The Crumar Mojo is well built with solid hardwoods and steel; the pull knobs and sliders have the right travel and just feel right. There’s no denying the vintage feeling of the the Crumar Mojo; it plays like an immaculately maintained piece from a bygone era, down to the construction and give of the individual components and keys.
While it’s more a “feature” than a bug, the current limited distribution of Crumar (most orders are made directly though their Italian site) means that there aren’t many opportunities to play one before plunking down the not-insignificant change required to purchase one. For such a specialized piece, the logistics aren’t likely to detract the Crumar’s target audience, but many potential organ enthusiasts will never find themselves with an opportunity to experience the mojo of the Crumar in person, which is a shame.
The Crumar isn’t cheap, and it is a pretty niche piece for a very specific subset of keyboard and organists, but it is one of the most “authentically vintage” feeling and sounding experiences I’ve had with a current production instrument. It feels real, it sounds real, and it plays real.

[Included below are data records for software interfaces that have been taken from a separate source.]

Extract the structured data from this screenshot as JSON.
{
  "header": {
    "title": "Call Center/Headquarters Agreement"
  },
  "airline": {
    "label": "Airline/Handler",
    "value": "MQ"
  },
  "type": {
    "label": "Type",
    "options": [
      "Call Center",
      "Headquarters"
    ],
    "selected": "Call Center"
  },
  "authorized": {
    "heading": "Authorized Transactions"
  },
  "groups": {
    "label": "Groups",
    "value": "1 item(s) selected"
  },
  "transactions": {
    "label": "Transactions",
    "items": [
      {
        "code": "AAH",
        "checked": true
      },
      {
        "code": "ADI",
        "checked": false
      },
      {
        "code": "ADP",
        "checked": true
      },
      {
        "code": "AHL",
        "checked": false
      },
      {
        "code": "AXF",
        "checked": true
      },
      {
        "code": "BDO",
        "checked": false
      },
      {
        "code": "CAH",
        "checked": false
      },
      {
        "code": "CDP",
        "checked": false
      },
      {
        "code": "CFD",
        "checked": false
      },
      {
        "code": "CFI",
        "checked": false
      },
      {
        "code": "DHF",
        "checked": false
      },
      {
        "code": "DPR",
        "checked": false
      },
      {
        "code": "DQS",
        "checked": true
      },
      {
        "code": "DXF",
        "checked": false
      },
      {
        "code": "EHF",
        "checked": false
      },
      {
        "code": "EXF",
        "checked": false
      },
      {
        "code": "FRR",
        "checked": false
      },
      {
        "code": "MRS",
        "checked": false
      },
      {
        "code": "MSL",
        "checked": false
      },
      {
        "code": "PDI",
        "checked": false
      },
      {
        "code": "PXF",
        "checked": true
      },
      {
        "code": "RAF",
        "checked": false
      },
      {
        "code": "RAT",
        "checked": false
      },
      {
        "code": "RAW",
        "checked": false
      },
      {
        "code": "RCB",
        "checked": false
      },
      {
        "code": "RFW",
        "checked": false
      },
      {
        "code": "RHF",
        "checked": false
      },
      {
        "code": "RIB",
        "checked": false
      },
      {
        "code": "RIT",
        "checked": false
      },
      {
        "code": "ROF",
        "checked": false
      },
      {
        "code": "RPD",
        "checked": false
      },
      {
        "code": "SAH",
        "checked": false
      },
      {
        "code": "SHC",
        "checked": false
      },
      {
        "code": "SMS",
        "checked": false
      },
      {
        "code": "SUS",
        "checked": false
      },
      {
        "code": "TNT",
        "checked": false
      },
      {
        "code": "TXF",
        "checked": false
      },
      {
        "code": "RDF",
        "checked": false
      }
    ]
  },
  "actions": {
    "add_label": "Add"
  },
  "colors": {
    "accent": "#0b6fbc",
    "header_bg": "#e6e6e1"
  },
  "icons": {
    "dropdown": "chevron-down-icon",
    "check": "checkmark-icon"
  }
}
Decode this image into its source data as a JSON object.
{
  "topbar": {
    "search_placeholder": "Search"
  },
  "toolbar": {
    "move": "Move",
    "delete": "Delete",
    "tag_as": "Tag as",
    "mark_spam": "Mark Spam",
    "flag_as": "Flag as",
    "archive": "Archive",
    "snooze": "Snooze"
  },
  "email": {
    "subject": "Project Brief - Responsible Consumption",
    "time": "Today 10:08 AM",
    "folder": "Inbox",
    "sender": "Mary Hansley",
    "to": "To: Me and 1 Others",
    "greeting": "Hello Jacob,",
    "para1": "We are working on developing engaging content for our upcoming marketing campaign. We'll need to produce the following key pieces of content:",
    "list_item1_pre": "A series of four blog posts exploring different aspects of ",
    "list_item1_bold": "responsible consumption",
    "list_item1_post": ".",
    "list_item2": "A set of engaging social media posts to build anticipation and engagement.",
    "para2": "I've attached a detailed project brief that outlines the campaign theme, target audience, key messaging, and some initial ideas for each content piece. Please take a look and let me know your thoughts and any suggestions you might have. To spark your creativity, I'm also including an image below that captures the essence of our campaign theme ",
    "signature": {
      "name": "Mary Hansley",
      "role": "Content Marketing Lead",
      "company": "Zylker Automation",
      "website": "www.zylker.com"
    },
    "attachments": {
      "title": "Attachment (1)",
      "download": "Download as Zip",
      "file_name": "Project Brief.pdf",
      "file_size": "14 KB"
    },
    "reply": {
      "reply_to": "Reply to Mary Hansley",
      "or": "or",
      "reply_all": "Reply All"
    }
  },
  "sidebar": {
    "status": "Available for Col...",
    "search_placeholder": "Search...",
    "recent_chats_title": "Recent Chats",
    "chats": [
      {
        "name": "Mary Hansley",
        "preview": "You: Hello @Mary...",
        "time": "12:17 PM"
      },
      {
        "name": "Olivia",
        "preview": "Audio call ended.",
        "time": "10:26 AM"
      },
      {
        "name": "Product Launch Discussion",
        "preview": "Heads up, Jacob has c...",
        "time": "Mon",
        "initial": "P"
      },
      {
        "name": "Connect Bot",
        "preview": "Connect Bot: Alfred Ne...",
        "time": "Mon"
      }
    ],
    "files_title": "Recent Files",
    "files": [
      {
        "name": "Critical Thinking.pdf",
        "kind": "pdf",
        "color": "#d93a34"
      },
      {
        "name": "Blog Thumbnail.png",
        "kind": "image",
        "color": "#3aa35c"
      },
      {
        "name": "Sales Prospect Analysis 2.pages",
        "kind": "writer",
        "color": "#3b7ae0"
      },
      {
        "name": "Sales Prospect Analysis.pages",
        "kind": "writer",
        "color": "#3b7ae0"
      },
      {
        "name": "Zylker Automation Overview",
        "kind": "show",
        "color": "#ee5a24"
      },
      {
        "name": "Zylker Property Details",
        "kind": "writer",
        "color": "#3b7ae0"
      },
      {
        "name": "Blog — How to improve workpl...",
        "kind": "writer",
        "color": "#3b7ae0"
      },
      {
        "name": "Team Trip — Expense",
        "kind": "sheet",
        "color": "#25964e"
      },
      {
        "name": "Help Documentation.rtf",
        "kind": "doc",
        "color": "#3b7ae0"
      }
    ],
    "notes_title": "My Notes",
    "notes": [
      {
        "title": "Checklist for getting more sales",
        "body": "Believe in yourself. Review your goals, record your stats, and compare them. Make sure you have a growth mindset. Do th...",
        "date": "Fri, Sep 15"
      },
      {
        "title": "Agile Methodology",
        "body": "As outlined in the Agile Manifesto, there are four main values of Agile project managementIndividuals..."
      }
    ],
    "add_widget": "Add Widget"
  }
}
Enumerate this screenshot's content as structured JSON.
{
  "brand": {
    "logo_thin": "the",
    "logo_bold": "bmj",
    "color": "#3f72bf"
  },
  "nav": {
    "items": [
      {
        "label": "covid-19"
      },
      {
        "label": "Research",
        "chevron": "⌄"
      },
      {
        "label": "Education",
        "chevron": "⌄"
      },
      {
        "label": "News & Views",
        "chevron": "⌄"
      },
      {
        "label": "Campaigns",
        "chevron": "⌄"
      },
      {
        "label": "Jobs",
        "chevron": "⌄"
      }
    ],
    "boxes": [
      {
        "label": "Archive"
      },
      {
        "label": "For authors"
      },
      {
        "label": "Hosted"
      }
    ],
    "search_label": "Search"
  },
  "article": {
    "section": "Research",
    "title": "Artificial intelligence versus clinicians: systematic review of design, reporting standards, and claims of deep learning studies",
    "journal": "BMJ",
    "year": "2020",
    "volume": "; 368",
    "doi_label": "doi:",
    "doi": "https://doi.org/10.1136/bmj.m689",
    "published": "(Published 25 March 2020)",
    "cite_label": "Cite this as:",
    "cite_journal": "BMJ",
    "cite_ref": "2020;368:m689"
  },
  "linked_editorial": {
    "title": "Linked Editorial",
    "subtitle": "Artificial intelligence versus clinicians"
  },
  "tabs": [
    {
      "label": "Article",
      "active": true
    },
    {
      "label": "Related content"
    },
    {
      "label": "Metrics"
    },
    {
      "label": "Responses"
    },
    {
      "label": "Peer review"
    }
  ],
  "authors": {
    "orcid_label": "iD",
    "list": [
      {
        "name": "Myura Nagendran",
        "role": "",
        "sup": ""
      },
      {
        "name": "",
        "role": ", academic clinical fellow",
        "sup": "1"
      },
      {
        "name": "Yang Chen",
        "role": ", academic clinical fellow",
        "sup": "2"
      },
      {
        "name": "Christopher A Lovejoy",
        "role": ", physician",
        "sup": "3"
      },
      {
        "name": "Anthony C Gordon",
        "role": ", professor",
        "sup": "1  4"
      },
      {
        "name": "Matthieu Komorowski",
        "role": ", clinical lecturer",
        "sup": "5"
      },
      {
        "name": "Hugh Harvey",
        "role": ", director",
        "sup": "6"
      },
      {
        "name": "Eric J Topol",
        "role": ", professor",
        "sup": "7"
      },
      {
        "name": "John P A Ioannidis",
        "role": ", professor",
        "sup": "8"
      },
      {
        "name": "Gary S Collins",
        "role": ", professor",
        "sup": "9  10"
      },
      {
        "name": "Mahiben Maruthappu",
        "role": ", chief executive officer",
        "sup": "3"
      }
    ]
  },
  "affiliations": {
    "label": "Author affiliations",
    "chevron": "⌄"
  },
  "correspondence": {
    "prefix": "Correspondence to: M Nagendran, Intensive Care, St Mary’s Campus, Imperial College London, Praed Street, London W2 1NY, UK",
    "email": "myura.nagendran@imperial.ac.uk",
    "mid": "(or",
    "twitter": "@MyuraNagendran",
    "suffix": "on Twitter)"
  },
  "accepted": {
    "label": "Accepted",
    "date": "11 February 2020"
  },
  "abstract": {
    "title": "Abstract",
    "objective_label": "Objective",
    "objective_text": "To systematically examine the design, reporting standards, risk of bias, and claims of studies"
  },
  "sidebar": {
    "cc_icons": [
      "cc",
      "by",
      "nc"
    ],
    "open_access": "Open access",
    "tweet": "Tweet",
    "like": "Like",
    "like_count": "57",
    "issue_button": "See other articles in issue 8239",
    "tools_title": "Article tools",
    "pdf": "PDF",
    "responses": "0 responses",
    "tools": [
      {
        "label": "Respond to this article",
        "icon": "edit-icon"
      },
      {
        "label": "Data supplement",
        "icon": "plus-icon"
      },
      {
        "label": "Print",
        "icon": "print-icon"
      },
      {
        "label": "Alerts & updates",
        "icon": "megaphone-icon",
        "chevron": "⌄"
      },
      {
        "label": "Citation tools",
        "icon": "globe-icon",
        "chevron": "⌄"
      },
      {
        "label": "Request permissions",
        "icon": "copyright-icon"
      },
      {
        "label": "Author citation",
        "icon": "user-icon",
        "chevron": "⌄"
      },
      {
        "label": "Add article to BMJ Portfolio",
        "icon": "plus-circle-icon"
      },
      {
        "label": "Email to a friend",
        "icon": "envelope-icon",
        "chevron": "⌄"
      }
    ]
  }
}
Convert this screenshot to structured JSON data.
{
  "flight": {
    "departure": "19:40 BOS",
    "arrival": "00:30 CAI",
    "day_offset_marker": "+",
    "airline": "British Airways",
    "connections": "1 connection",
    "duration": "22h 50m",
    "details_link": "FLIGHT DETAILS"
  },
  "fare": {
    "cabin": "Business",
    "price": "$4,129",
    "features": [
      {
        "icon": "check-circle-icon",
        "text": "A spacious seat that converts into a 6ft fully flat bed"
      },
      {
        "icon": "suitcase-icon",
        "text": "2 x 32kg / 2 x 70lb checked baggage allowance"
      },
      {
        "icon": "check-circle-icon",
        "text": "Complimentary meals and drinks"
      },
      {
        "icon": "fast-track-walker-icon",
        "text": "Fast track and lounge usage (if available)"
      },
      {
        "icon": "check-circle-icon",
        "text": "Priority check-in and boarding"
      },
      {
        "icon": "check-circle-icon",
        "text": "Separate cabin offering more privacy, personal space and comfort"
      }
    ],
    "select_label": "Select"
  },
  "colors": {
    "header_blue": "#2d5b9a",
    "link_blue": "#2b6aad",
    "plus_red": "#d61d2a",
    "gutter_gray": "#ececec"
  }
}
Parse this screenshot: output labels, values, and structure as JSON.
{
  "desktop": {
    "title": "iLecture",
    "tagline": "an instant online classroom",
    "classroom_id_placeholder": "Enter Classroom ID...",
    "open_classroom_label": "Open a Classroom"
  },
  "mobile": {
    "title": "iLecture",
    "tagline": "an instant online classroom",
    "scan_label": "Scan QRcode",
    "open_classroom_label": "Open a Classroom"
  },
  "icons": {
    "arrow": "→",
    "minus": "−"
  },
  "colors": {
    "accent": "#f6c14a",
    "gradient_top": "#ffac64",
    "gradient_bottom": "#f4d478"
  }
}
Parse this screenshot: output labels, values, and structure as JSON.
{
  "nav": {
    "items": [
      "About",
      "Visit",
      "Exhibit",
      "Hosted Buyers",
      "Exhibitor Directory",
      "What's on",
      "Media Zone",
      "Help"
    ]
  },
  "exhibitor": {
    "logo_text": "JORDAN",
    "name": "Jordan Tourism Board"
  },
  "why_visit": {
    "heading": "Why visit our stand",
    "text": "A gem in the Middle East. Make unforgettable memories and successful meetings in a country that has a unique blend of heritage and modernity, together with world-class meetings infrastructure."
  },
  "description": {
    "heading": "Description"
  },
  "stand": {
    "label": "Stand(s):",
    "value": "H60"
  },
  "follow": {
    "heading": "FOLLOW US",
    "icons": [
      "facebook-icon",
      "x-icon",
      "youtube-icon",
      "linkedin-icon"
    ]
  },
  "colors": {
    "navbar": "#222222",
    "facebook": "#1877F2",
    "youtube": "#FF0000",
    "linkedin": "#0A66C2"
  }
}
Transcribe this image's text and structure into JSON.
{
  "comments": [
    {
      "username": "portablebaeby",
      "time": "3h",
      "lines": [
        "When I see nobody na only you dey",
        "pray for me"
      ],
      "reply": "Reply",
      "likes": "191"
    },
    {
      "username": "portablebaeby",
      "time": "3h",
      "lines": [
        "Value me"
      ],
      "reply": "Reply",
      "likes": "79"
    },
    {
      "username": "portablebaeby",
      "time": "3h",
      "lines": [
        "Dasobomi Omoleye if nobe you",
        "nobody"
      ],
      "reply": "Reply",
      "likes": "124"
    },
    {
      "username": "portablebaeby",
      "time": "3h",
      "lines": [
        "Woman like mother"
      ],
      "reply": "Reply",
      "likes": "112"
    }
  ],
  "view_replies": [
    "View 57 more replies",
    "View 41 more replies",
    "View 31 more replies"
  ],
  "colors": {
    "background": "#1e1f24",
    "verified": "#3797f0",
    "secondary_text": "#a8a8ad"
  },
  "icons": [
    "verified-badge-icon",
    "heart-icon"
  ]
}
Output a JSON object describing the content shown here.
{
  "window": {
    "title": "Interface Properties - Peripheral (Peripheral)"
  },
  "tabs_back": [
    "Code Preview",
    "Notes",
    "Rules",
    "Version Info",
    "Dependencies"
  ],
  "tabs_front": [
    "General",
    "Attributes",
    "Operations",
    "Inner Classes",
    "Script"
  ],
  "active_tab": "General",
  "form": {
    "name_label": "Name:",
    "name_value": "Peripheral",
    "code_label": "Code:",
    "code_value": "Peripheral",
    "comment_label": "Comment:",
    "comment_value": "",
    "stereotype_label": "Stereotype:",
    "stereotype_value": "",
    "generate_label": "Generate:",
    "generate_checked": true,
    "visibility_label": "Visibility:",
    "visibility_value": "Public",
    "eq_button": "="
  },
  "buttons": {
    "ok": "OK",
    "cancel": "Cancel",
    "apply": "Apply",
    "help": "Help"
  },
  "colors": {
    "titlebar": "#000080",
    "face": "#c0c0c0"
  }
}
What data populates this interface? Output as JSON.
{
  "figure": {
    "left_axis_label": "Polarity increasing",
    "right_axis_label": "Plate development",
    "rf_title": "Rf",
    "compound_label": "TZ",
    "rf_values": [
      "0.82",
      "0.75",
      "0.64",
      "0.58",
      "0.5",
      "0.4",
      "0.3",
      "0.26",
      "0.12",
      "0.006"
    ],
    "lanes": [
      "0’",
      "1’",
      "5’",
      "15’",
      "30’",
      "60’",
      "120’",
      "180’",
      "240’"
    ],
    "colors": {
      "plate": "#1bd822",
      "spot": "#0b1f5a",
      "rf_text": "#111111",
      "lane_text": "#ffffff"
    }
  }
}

Chris Loeffler is a multi-instrumentalist and the Content Strategist of Harmony Central. In addition to his ten years experience as an online guitar merchandiser, marketing strategist, and community director he has worked as an international exporter, website consultant and brand manager. When he’s not working he can be found playing music, geeking out on guitar pedals and amps, and brewing tasty beer.